• **PROBLEM DESCRIPTION**
Within the records below, filter for lines carrying the word "JSON" and copy them.

** Opening DATA IN THIS EXERCISE block **

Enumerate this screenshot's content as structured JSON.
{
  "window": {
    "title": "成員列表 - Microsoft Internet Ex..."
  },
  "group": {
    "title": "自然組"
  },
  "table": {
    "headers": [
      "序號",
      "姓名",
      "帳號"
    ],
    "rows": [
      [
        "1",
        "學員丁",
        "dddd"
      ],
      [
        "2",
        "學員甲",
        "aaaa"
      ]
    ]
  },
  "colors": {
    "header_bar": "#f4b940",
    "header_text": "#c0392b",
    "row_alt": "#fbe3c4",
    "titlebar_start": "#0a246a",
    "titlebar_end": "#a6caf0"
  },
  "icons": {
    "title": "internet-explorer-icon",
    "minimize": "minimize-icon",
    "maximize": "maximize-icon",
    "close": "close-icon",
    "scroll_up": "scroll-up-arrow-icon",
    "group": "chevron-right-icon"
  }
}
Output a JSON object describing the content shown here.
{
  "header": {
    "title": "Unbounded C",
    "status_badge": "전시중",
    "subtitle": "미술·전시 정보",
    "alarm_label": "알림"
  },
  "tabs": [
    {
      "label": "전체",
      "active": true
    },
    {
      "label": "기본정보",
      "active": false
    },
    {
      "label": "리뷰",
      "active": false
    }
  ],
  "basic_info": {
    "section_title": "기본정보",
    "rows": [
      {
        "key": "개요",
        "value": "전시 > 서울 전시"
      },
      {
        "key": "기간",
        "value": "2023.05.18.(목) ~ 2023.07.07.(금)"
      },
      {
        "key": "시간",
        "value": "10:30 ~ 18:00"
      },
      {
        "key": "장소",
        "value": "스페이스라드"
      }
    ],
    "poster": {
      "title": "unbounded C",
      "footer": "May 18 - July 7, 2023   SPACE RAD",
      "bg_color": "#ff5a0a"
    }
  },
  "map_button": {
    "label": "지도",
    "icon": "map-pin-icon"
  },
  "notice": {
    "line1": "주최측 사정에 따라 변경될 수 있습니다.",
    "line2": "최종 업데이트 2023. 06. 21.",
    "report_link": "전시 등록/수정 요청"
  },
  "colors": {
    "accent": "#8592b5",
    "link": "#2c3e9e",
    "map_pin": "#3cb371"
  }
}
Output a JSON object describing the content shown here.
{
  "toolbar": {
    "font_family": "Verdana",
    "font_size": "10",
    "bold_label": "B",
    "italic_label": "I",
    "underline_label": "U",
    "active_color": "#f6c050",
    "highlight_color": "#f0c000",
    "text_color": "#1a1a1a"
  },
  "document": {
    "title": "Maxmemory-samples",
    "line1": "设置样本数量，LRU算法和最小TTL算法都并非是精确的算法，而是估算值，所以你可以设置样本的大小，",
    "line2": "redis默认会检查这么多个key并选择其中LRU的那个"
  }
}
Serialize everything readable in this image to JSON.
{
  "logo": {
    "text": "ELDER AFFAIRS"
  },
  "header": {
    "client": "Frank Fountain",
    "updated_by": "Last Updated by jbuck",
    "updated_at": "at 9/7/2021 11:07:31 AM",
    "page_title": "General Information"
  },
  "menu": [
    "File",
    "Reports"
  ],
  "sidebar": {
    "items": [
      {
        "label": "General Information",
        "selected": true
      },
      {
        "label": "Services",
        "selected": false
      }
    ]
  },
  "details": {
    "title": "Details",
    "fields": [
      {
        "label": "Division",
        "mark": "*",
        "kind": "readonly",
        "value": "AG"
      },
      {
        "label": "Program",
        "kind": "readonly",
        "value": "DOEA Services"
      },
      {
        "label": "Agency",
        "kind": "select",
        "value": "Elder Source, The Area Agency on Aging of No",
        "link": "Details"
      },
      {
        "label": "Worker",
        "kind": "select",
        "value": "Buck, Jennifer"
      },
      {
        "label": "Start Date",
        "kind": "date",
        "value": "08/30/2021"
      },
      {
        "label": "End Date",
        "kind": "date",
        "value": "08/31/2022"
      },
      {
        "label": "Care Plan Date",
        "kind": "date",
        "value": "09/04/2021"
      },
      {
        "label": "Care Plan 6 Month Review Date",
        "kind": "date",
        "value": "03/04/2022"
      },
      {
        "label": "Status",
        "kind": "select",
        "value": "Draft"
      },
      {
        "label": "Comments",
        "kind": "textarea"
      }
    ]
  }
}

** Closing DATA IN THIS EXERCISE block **

• **PROBLEM SOLUTION**
Enumerate this screenshot's content as structured JSON.
Output a JSON object describing the content shown here.
Output a JSON object describing the content shown here.
Serialize everything readable in this image to JSON.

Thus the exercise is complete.